Asian markets retreat as trade deal euphoria fades
Hong Kong: Asian markets fell Monday after Donald Trump's top economics adviser downplayed the chances of a quick deal to end the China-US trade war, taking the wind out of the sails of last week's rally.
The US leader fuelled a surge in the region's equities Friday by tweeting that he had held positive talks with Chinese President Xi Jinping, before a report said he had even asked officials to draw up a draft bill with an eye on a potential agreement.
But White House adviser Larry Kudlow later tempered expectations, telling CNBC "there's no massive movement to deal with trade".
The news sent US markets into the red, snapping a three-day rally on Wall Street, and sending Asian investors rushing for the door.
"Investors are far too wary of an empty promise," said Stephen Innes, head of Asia-Pacific trade at OANDA.
"But ultimately, they will need to decide how much of President Trump's olive branch to China was a ploy to boost equity markets ahead of the US mid-term elections on Tuesday and how much of it is a bona fide attempt to reach an agreement."
Hong Kong - which climbed more than four percent Friday in its best day for almost seven years - sank more than two percent, while Shanghai ended down 0.4 per cent.
Dealers are keeping tabs on a massive import expo in Shanghai that Xi opened Monday by telling delegates China would increase efforts to open up its economy.
He said authorities would "step up" moves to stimulate domestic consumption of imports, lower tariffs, ease customs clearance procedures, and implement harsh punishments for intellectual property infringements, a key cause of Washington's anger with Beijing.
Tokyo finished 1.6 per cent lower, Singapore dropped 1.7 per cent and Seoul was 0.9 per cent off. Wellington and Taipei were also deep in negative territory, while Sydney dropped 0.5 per cent.
However, Manila gained 0.8 per cent.
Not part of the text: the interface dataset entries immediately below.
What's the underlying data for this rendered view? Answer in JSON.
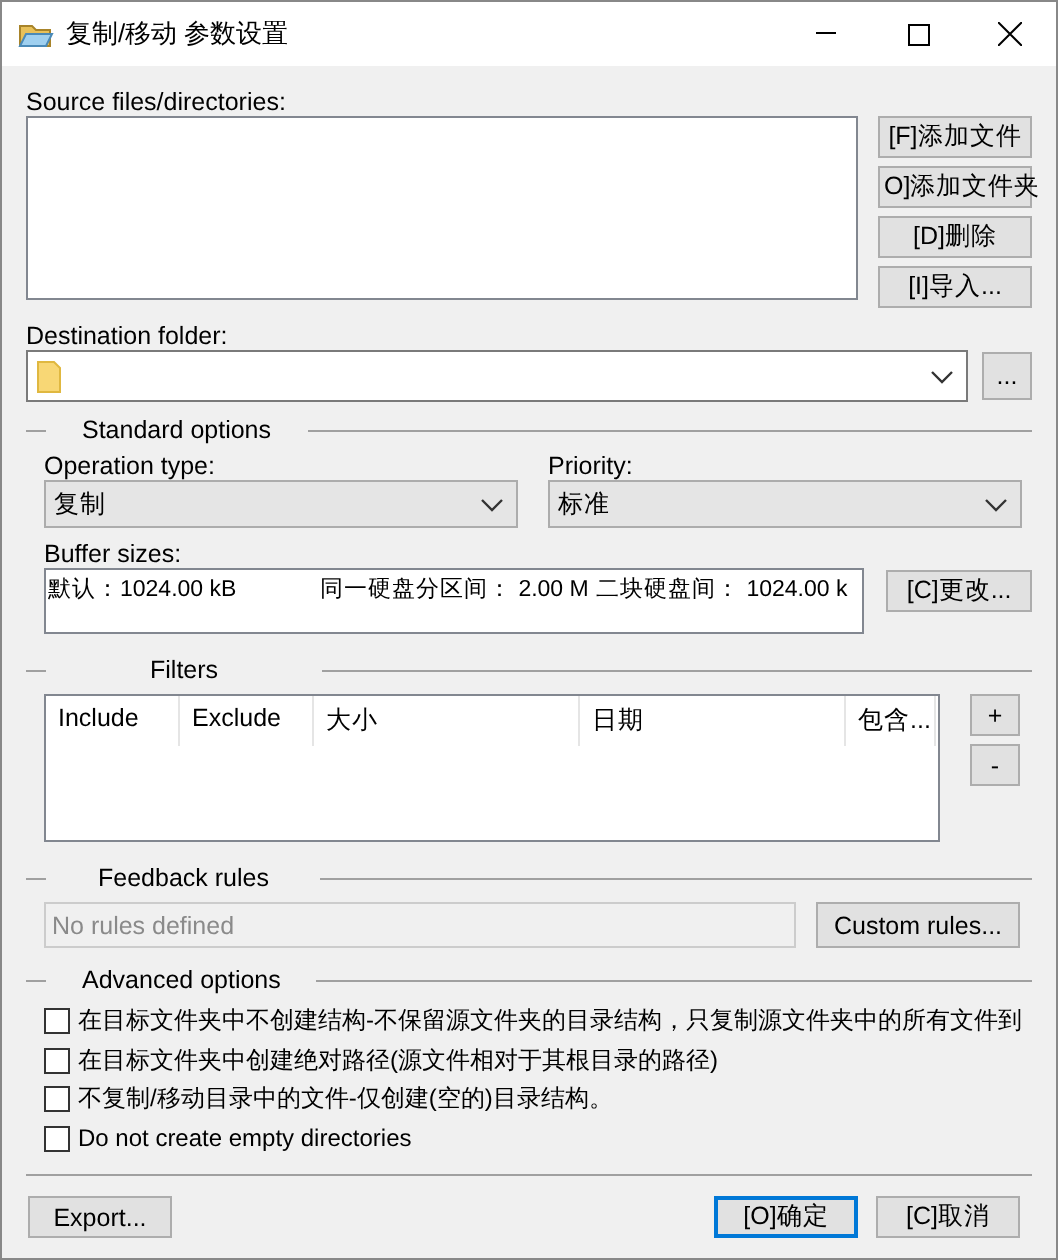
{
  "window": {
    "title": "复制/移动 参数设置"
  },
  "source": {
    "label": "Source files/directories:",
    "buttons": [
      "[F]添加文件",
      "O]添加文件夹",
      "[D]删除",
      "[I]导入..."
    ]
  },
  "destination": {
    "label": "Destination folder:",
    "browse": "..."
  },
  "standard": {
    "title": "Standard options",
    "operation_type": {
      "label": "Operation type:",
      "value": "复制"
    },
    "priority": {
      "label": "Priority:",
      "value": "标准"
    },
    "buffer": {
      "label": "Buffer sizes:",
      "entries": [
        "默认：1024.00 kB",
        "同一硬盘分区间： 2.00 M",
        "二块硬盘间： 1024.00 k"
      ],
      "button": "[C]更改..."
    }
  },
  "filters": {
    "title": "Filters",
    "columns": [
      "Include",
      "Exclude",
      "大小",
      "日期",
      "包含..."
    ],
    "add": "+",
    "remove": "-"
  },
  "feedback": {
    "title": "Feedback rules",
    "placeholder": "No rules defined",
    "button": "Custom rules..."
  },
  "advanced": {
    "title": "Advanced options",
    "options": [
      {
        "label": "在目标文件夹中不创建结构-不保留源文件夹的目录结构，只复制源文件夹中的所有文件到",
        "checked": false
      },
      {
        "label": "在目标文件夹中创建绝对路径(源文件相对于其根目录的路径)",
        "checked": false
      },
      {
        "label": "不复制/移动目录中的文件-仅创建(空的)目录结构。",
        "checked": false
      },
      {
        "label": "Do not create empty directories",
        "checked": false
      }
    ]
  },
  "footer": {
    "export": "Export...",
    "ok": "[O]确定",
    "cancel": "[C]取消"
  }
}
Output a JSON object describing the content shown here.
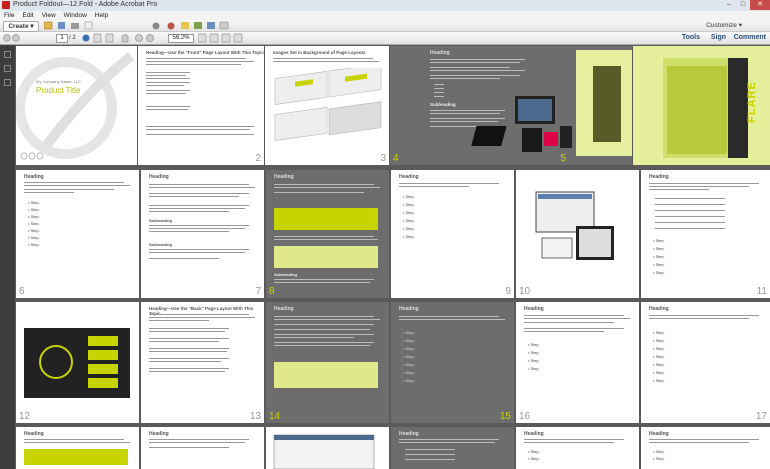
{
  "window": {
    "title": "Product Foldout—12.Fold - Adobe Acrobat Pro",
    "controls": [
      "–",
      "□",
      "✕"
    ]
  },
  "menu": [
    "File",
    "Edit",
    "View",
    "Window",
    "Help"
  ],
  "toolbar": {
    "create_label": "Create",
    "customize_label": "Customize",
    "current_page": "1",
    "total_pages": "/ 2",
    "zoom": "56.2%"
  },
  "right_panel_links": [
    "Tools",
    "Sign",
    "Comment"
  ],
  "pages": {
    "p1": {
      "company": "My Company Name, LLC",
      "product": "Product Title"
    },
    "p2": {
      "heading": "Heading—Use the \"Front\" Page Layout With This Topic",
      "num": "2"
    },
    "p3": {
      "heading": "Images Set in Background of Page Layouts",
      "num": "3"
    },
    "p4": {
      "heading": "Heading",
      "sub": "Subheading",
      "num": "4"
    },
    "p5": {
      "brand": "FLARE",
      "num": "5"
    },
    "p6": {
      "heading": "Heading",
      "num": "6"
    },
    "p7": {
      "heading": "Heading",
      "sub1": "Subheading",
      "sub2": "Subheading",
      "num": "7"
    },
    "p8": {
      "heading": "Heading",
      "sub": "Subheading",
      "num": "8"
    },
    "p9": {
      "heading": "Heading",
      "num": "9"
    },
    "p10": {
      "num": "10"
    },
    "p11": {
      "heading": "Heading",
      "num": "11"
    },
    "p12": {
      "num": "12"
    },
    "p13": {
      "heading": "Heading—Use the \"Back\" Page Layout With This Topic",
      "num": "13"
    },
    "p14": {
      "heading": "Heading",
      "num": "14"
    },
    "p15": {
      "heading": "Heading",
      "num": "15"
    },
    "p16": {
      "heading": "Heading",
      "num": "16"
    },
    "p17": {
      "heading": "Heading",
      "num": "17"
    },
    "row4": [
      "Heading",
      "Heading",
      "Heading",
      "Heading",
      "Heading"
    ]
  },
  "bullets": [
    "Step.",
    "Step.",
    "Step.",
    "Step.",
    "Step.",
    "Step.",
    "Step."
  ],
  "colors": {
    "accent": "#c8d400",
    "gray_page": "#6d6d6d",
    "desk": "#5a5a5a"
  }
}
Traders are now keeping an eye on the US mid-term elections Tuesday, which are seen as a vote on Trump's performance since taking the White House, with the Democrats looking to take control of the House of Representatives.
A win for them could also raise the chances of Trump being impeached, fuelling uncertainty.
"The mid-term elections carry a considerable amount of political and market risk not to mention legal risk for the current administration so that the markets could swivel higher or lower on the outcome of this election," Innes added.
On currency markets the dollar was holding up against the yen after Friday's US jobs data showed another blockbuster number of new positions created and the biggest jump in wages for nine years.
The data solidified expectations the Federal Reserve will press on with its interest rate hikes next month and into 2019.
However, the greenback was lower against the pound after a report in the Sunday Times in Britain said Prime Minister Theresa May had clinched a Brexit deal with the European Union.
Oil prices slipped as the US reimposed sanctions on Iran but with a number of countries including India, Japan and possibly China being given waivers to continue buying from the country.
Adding to the downward pressure are expectations that major producers Saudi Arabia and Russia will ramp up their own exports to make up for the shortfall from Iran.